Hikurangi Cannabis cultivation licence

New Zealand’s Ministry of Health has granted the country’s first medicinal cannabis cultivation license issued to a company – Hikurangi Cannabis.

We mentioned Hikurangi back in January this year, when it said it was on track to becoming the country’s first medical cannabis producer, the first to conduct a related clinical trial and to sell a government-approved locally-made product.

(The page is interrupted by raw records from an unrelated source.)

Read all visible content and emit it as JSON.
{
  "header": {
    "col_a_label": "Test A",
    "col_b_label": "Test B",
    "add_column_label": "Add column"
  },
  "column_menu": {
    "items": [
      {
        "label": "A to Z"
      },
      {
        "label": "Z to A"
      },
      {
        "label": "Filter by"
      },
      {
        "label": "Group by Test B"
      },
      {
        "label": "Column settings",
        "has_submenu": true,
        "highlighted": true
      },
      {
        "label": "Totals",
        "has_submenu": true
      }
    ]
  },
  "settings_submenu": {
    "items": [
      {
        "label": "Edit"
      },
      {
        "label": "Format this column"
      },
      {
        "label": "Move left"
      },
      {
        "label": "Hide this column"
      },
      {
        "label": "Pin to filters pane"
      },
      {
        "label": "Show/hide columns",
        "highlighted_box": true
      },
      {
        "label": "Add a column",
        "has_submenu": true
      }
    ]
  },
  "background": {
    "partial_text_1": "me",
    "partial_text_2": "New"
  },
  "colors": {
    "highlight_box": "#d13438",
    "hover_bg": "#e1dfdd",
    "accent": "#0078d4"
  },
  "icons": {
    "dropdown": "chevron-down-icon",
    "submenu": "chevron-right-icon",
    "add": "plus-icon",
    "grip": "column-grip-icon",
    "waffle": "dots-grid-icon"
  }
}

With the positive news of the licence, the company will now commence building greenhouses and processing facilities near Ruatoria on the East Coast and has commissioned clinical trials to start next year for the first cannabis medicines made in New Zealand. While it intends to scale operations rapidly to meet both domestic and global demand, in the interim Hikurangi Cannabis is planning to import more affordable products so they are available to Kiwis sooner.

“We’re aiming to providing safe and affordable medical cannabis products to New Zealanders next year,” stated Hikurangi Cannabis  co-founder and interim CEO Manu Caddie on the weekend. “Being able to execute our business and community goal of building a pharmaceuticals industry at Ruatoria is a significant milestone for us all.”

Ruatoria is situated in Waiapu Valley, which is in the Gisborne Region in the northeastern corner of New Zealand’s North Island.

Hikurangi reports it has enjoyed significant local support, with $2.5 million invested by more than 1500 local families and other New Zealanders. The company hit its funding goal of $2 million within 10 minutes of going public with an equity crowdfunding campaign in May. Response was such that the crowdfunding website used for the exercise choked on the high volume of activity.

The cash from the campaign provided the basis for discussions with institutional investors the company says are eager to invest in the business.

The New Zealand Government’s medicinal cannabis bill is currently being finalised, with a second reading expected next month. Mr Caddie is optimistic the legislation will pass its final reading by October.

Support for medical cannabis in New Zealand is continuing to grow. Last month we reported a Drug Foundation survey conducted in July found  89 percent of respondents believe medical cannabis should be legal or decriminalised for patients with a terminal illness and 87 percent said it should be available for pain relief.